Delivering high standards of indoor air quality is an imperative in good building services design. Building regulations demand it, the building fabric requires it and numerous studies prove how end-users benefit from an indoor environment that boosts comfort, alertness and productivity. In the current economic and environmental climate, cutting running costs and reducing carbon also remain key priorities for building occupiers.
One area of intense activity in our sector clearly demonstrates the importance of these issues and the contribution that new ventilation technology can make in satisfying each and every one.
I’m talking about the Building Schools for the Future (BSF) programme. Set out by the Government in 2005, the BSF is a £9.3 billion Government initiative that will enable local authorities to maintain and improve all secondary school buildings in England. Already, 50 BSF schools have opened, with over 3,500 secondary schools engaged in the programme, between design and delivery.
This investment programme is underpinned by Building Bulletin 101 which provides the regulatory framework in support of the Building Regulations for the adequate provision of ventilation. It deals with the design of school buildings to meet the ventilation requirements of both The School Premises Regulations and the Building Regulations Part F (Ventilation).
With this focus on improvement and renovation to create a healthy learning environment, the local partnership teams created to manage and deliver the BSF programme have a responsibility to identify and prevent indoor air quality problems, and improve it where they can by removing moisture, CO2 and external fumes. In fact, Building Bulletin 101 specifies limiting CO2 levels within teaching and learning spaces to 1500 parts per million. However, fresh air supply rates per person in schools are often so low that CO2 levels are well above this recommended level, leading to adverse health effects and also impacting on the learning performance of pupils.
Increasing fresh air ventilation to prescribed levels is the solution. However, with the Energy Performance in Buildings Directive (EPBD) in mind, partnership teams must be sure that they opt for the most energy efficient solution possible. Here the answer is, unequivocally, on-demand ventilation, which is purpose-designed for this type of variable occupancy application. Now, Vent-Axia is taking on-demand ventilation one step further by incorporating high efficiency, energy recovery technology in the new Sentinel Totus D-ERV system.
Sentinel Totus is the UK’s first and only D-ERV system to be independently rated and tested to EN308. It not only recovers 90% of the energy that would otherwise be wasted but, in doing so, also takes out the need for the after heaters which are commonly required in lower efficiency ventilation systems.
The system responds to the exact ventilation requirements of a room at any one time providing the right level of supply and extract airflow only when required. At the same time, maximum energy is recovered from the extracted air (both heating and cooling) and transferred into the fresh supply air via the unit’s integral, high efficiency, counter-flow plate heat exchanger.
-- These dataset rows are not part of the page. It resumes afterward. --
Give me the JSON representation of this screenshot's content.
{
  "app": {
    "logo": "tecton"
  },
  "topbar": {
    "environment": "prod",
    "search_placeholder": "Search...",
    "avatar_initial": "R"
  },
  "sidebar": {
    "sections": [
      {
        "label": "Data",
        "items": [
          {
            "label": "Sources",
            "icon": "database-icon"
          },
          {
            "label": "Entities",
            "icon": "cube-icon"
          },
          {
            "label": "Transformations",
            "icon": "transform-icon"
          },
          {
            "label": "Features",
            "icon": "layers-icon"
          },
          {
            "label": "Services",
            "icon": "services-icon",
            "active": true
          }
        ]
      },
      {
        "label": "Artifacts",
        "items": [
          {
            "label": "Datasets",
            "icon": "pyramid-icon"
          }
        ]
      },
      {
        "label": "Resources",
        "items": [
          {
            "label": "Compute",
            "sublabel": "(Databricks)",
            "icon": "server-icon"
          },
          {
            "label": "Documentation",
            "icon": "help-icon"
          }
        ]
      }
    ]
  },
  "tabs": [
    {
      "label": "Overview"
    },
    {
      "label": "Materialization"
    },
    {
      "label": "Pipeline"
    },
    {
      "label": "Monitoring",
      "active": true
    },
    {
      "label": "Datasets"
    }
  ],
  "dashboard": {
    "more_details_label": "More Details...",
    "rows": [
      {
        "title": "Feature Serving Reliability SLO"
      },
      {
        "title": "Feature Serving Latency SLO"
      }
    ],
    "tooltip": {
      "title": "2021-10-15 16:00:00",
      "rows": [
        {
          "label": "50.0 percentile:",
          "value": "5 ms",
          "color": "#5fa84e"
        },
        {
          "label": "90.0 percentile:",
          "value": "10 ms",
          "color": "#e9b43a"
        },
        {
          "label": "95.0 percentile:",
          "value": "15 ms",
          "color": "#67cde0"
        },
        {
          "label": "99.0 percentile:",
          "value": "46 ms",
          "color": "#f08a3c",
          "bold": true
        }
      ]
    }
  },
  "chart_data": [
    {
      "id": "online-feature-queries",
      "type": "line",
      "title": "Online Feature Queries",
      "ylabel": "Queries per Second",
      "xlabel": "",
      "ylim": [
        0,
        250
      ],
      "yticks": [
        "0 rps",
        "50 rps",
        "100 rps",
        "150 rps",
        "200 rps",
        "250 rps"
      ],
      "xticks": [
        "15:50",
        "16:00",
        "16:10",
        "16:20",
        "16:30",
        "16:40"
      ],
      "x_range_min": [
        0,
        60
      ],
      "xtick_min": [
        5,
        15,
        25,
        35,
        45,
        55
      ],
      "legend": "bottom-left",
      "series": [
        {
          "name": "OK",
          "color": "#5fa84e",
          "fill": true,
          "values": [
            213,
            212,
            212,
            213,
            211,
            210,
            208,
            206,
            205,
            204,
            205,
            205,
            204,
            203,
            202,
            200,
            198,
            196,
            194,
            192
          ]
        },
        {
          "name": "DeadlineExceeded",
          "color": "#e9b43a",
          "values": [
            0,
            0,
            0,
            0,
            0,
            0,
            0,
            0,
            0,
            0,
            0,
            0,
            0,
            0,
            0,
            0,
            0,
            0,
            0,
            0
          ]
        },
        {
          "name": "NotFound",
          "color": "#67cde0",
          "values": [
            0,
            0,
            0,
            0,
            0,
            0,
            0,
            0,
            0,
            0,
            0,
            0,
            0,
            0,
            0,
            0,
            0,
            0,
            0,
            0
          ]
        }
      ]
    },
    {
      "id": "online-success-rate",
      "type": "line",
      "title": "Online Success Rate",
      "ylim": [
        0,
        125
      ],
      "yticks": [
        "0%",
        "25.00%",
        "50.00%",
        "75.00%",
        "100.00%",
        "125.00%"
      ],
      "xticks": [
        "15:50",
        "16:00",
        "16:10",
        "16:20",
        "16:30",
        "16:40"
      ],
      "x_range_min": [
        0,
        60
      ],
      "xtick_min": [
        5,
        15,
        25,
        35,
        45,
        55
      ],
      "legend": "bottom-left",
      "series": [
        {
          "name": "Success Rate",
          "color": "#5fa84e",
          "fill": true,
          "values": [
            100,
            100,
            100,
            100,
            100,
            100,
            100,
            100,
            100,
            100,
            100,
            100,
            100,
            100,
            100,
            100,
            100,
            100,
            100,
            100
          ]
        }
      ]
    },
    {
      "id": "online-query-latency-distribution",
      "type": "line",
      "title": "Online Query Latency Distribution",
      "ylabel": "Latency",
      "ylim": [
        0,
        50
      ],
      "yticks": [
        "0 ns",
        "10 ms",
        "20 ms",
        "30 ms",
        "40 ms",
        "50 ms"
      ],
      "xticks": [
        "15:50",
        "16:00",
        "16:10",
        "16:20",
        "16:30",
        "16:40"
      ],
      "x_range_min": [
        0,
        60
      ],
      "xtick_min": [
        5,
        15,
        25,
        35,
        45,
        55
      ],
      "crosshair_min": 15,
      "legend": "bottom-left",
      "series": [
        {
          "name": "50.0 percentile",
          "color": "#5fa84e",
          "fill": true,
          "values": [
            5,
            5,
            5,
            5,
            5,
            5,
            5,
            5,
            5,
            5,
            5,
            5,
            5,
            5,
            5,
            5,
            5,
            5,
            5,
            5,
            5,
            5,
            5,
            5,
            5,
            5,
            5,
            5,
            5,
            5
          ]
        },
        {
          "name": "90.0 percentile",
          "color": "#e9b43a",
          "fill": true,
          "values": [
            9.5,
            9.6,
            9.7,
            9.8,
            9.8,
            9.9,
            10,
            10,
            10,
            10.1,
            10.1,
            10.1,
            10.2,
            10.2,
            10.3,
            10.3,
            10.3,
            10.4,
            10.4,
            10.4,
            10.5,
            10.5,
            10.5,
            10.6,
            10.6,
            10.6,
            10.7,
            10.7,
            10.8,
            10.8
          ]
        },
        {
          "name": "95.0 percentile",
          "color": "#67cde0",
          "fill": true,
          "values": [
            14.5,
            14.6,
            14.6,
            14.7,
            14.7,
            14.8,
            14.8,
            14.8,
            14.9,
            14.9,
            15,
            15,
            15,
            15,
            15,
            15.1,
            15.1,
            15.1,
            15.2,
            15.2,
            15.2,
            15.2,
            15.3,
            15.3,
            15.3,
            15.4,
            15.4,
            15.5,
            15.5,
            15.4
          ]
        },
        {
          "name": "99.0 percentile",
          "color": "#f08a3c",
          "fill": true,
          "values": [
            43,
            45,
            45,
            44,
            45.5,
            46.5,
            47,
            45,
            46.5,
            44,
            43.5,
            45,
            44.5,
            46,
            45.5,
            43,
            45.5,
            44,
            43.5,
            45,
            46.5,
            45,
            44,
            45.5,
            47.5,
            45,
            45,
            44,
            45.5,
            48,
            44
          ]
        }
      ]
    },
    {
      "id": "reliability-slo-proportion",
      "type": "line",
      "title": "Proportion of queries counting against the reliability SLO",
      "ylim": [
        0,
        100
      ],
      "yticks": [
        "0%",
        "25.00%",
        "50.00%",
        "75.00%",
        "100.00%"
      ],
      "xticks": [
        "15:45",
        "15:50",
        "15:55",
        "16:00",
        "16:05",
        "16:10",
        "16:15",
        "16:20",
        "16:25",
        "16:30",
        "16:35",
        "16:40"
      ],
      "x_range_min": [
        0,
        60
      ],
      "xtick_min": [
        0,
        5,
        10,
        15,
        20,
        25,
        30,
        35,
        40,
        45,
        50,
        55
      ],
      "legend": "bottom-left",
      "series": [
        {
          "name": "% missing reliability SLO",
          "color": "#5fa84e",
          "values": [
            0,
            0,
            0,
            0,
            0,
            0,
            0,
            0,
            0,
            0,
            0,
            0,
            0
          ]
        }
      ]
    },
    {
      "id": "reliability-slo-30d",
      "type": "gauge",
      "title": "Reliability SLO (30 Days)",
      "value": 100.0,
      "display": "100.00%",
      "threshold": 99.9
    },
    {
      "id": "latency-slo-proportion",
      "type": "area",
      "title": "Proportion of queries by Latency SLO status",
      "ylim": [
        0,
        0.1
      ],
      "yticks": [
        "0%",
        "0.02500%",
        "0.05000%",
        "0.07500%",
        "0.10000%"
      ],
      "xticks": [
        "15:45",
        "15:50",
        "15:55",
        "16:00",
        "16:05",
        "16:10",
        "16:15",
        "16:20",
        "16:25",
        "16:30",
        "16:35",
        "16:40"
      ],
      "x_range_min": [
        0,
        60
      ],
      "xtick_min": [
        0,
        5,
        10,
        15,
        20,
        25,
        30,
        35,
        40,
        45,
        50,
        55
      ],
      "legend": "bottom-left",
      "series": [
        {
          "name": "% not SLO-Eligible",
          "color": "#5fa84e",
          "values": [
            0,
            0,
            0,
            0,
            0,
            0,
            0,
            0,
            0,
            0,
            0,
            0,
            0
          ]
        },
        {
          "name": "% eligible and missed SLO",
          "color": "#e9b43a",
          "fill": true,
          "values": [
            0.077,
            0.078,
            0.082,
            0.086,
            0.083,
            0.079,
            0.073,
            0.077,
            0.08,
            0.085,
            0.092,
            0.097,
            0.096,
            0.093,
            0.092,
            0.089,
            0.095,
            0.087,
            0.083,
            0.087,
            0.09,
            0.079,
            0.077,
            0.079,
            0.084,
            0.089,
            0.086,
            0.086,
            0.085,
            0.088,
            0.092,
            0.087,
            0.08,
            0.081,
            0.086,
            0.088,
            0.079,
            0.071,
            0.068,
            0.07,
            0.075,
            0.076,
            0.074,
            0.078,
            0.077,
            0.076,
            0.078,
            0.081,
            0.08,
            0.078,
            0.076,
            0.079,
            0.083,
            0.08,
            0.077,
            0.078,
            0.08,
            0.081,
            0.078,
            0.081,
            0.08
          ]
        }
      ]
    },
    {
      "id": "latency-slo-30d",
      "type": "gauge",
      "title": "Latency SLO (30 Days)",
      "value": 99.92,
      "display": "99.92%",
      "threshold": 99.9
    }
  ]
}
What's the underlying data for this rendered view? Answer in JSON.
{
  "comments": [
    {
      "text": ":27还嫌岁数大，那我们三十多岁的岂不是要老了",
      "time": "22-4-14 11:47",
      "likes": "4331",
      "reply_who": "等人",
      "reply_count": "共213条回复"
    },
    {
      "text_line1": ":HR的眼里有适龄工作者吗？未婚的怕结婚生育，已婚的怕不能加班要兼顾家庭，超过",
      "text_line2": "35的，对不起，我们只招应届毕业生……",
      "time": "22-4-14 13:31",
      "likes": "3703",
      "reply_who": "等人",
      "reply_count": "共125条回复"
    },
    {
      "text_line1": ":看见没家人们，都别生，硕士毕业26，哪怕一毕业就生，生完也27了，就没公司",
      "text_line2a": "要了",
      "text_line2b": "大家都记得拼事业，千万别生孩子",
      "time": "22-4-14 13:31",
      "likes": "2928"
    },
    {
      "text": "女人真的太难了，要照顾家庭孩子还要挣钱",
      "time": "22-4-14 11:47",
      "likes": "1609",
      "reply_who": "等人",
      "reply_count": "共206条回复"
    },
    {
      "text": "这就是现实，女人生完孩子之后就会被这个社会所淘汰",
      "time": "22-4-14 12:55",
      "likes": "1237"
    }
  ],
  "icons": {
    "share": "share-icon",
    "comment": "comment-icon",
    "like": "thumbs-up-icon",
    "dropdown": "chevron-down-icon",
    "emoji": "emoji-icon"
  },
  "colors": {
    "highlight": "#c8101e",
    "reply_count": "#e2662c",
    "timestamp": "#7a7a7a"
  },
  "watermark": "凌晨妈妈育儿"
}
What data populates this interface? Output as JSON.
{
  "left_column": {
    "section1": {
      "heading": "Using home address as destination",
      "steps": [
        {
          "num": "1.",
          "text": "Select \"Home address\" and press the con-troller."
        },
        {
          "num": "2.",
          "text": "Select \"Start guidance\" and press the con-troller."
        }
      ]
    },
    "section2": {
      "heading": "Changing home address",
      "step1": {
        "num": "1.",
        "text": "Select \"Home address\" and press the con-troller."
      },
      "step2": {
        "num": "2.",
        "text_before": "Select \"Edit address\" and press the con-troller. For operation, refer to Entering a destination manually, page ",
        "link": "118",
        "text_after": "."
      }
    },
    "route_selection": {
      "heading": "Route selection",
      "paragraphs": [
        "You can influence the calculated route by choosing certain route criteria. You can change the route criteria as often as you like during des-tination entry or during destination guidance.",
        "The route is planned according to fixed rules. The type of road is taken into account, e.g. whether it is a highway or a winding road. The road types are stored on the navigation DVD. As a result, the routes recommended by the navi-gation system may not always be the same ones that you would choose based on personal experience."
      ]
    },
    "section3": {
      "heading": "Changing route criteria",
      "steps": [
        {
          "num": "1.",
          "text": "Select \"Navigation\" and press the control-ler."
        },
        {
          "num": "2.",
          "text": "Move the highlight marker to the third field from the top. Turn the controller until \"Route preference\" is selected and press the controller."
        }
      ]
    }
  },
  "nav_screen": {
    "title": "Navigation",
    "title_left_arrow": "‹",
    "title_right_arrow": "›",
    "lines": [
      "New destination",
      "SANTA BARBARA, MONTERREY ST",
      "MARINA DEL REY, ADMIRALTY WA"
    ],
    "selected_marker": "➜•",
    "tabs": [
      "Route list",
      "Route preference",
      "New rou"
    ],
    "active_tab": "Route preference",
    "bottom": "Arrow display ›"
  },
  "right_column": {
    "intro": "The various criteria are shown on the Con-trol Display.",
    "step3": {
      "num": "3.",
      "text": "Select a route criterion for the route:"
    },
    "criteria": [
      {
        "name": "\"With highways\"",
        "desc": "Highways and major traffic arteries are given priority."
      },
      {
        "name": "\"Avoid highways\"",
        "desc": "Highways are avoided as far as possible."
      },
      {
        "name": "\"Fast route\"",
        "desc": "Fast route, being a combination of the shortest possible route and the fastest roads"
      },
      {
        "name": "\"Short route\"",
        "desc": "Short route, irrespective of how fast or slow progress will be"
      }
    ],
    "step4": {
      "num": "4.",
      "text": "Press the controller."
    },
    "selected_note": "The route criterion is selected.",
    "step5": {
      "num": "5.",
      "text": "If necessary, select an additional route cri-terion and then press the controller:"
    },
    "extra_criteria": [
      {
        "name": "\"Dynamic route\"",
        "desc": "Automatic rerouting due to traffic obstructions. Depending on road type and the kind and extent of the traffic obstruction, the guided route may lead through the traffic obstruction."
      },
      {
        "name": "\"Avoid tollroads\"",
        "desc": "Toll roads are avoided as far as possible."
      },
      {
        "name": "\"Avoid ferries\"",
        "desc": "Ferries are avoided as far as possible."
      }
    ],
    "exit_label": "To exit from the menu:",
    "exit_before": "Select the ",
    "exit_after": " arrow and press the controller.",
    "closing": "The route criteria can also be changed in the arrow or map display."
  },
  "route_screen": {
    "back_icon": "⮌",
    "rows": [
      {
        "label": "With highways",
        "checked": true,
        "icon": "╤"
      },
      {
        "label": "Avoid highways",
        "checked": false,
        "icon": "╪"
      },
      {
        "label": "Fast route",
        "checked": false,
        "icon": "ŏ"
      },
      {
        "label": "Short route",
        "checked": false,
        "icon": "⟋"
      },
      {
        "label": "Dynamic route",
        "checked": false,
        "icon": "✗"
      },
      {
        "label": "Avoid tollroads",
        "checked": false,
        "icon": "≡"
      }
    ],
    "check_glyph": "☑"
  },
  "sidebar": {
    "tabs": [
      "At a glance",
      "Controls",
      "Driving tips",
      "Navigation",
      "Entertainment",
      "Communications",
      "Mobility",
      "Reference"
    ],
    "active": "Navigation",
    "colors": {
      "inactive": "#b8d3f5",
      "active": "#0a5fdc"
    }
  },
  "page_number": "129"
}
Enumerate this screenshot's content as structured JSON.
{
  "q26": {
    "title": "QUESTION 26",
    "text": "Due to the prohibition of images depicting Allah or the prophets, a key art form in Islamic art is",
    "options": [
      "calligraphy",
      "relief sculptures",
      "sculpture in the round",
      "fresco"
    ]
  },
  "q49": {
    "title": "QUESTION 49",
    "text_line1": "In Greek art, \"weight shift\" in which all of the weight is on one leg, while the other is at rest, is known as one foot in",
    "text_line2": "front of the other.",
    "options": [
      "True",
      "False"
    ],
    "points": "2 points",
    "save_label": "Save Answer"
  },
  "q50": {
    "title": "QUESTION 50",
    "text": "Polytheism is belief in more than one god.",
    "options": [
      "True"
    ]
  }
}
A range of sensors, such as CO2, PIR occupancy detection, humidity or temperature, are employed to determine the occupancy of the rooms, and manage the system’s ventilation rates accordingly. They communicate with the main Sentinel Totus unit which, in turn, drives the fan to the required speed to deliver the airflow and respond precisely to room conditions. Sensors can be combined to generate a hierarchy of control for the ventilation system with operation capable of linking in to a Building Management System for full control and monitoring, if required. A constant pressure unit option is also available, controlling centrally, based on individual room controlled dampers.
Automatic air-conditioning and heating interlocks enable the system to optimise energy recovery performance. And an automatic summer by-pass offers free cooling when conditions prevail, also helping to reduce the use of cooling refrigerants. A night-time purge facility reduces the start up loads for any air-conditioning plant and helps reduce over heating in summer from non air-conditioned spaces. Meeting the requirements of Building Regulations Part L2A and L2B, Sentinel Totus achieves a specific fan power at 25% of design flow rate, no greater than that achieved at 100% design flow rate.
In short, on-demand energy recovery ventilation is the answer to key questions such as ‘Why ventilate a room you’re not using?’ or ‘Why over ventilate a room with only one or two occupants inside?’ overcoming many of the issues encountered with a traditional fixed volume ventilation system. Required airflow rates can be comfortably achieved in classrooms, lecture theatres or other areas in other building types with changing occupancy patterns, bringing added value in terms of quantifiable air quality, health and productivity benefits.
Specifying Sentinel Totus D-ERV will also help public sector and commercial end-users ensure that their buildings meet EU demands to the 20% cut in energy consumption by 2010 targeted by the EPBD.